• _LISTED ENTRIES_
= = = =

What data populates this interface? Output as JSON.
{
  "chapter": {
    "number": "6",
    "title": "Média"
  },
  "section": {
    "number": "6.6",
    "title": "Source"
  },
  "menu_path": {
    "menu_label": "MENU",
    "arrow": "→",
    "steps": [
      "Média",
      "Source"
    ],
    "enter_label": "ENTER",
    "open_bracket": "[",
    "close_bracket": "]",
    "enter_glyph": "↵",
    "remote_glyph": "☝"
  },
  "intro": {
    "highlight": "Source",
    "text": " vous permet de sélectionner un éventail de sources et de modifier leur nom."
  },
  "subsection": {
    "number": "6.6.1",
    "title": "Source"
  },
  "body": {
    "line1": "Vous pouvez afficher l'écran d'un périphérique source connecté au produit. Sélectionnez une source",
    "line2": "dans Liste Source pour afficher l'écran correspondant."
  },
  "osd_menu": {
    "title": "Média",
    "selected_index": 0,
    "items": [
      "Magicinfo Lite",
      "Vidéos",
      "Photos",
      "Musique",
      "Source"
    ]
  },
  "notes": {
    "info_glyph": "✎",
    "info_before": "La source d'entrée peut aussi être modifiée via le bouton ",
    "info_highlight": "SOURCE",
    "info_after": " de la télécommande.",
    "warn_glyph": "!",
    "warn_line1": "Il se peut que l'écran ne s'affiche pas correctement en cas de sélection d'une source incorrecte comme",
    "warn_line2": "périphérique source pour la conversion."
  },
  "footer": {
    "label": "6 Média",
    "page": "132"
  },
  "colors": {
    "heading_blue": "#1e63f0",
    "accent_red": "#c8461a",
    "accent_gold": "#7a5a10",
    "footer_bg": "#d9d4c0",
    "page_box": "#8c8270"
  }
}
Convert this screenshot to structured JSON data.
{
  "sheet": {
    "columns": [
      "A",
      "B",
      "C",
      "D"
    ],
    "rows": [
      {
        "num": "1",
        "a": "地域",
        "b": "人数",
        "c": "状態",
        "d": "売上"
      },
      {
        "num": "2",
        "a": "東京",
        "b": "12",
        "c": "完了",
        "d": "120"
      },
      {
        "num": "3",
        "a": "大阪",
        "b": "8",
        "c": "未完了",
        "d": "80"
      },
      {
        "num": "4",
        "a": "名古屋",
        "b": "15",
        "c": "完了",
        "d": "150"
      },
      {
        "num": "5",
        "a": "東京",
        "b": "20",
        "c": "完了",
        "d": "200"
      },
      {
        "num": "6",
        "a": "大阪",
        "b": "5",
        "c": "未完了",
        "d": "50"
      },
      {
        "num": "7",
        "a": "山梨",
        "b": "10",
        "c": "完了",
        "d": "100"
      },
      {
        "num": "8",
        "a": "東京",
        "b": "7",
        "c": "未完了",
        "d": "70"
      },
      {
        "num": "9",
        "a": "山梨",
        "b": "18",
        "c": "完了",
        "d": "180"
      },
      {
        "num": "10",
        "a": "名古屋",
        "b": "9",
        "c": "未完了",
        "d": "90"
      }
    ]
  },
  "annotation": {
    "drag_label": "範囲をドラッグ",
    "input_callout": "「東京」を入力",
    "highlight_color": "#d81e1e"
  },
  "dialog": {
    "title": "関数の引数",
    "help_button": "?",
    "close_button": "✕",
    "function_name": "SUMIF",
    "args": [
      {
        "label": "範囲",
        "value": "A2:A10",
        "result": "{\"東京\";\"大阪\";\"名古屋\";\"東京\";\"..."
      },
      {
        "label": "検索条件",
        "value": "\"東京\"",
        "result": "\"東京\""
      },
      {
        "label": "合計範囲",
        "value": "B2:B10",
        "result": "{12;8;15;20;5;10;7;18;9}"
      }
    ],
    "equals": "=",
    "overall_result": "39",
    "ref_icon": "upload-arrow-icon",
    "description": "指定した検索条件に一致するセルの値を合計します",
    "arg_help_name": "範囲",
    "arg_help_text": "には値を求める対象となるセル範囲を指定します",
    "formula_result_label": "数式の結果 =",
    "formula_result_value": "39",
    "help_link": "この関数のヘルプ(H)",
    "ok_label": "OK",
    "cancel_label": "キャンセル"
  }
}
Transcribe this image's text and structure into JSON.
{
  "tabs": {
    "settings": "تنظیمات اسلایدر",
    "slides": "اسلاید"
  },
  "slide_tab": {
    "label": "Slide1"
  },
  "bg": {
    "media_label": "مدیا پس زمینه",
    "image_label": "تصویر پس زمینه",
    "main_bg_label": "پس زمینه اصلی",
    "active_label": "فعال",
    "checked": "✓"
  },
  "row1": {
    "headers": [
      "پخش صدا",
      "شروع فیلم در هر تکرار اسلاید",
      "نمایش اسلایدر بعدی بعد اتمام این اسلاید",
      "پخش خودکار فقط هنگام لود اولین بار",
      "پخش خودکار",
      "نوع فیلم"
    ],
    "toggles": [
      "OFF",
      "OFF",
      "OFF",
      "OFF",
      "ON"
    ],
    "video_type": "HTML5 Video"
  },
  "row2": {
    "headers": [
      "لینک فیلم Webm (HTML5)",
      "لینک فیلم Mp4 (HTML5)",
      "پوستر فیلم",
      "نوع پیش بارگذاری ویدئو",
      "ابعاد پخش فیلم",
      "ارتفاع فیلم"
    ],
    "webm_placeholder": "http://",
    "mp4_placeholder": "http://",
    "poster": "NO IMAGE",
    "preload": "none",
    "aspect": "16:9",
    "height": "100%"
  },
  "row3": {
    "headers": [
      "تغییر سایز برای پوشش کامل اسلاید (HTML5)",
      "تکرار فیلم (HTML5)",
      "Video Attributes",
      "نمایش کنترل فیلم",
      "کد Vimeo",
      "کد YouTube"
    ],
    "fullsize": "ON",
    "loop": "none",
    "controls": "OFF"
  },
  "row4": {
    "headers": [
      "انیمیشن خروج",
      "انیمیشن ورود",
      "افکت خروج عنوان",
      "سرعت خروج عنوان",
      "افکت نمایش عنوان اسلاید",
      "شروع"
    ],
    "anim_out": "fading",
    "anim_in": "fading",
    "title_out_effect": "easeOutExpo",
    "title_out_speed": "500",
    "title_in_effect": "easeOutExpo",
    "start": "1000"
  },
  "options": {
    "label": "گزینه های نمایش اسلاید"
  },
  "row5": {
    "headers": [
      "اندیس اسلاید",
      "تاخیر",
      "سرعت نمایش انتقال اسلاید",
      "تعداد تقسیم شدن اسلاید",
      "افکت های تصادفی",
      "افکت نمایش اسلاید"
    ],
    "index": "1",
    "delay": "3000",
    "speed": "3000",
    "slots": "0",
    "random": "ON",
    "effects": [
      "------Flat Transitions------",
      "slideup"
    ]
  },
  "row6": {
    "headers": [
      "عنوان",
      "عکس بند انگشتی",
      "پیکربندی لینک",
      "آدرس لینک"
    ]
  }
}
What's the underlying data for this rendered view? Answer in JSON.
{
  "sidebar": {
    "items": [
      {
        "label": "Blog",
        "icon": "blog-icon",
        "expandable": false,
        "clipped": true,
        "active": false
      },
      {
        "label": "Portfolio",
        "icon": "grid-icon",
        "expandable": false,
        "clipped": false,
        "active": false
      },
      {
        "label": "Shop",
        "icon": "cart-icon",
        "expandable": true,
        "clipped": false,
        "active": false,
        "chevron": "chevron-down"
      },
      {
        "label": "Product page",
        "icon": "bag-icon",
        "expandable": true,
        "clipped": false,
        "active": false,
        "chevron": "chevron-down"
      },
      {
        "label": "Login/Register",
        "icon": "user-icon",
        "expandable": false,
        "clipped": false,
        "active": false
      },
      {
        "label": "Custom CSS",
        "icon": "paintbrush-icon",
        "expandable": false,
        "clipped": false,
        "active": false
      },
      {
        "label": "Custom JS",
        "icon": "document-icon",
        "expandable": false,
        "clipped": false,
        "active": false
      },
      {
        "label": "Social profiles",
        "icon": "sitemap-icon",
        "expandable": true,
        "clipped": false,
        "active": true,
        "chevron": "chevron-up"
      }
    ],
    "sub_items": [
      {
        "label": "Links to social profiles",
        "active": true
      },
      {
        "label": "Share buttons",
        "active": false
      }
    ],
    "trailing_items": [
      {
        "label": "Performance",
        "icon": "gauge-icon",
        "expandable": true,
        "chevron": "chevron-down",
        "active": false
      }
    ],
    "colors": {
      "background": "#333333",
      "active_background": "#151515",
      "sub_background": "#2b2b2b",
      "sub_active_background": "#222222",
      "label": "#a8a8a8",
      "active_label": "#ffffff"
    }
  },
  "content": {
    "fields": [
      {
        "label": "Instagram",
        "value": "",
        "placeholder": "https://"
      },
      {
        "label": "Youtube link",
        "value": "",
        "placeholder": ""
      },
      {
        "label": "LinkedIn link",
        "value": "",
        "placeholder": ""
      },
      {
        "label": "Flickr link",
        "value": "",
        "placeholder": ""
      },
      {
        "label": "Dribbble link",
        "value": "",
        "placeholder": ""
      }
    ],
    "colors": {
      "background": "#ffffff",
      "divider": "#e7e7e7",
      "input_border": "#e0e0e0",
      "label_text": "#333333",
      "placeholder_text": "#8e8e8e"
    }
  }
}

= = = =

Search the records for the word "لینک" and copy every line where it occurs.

      "لینک فیلم Webm (HTML5)",
      "لینک فیلم Mp4 (HTML5)",
      "پیکربندی لینک",
      "آدرس لینک"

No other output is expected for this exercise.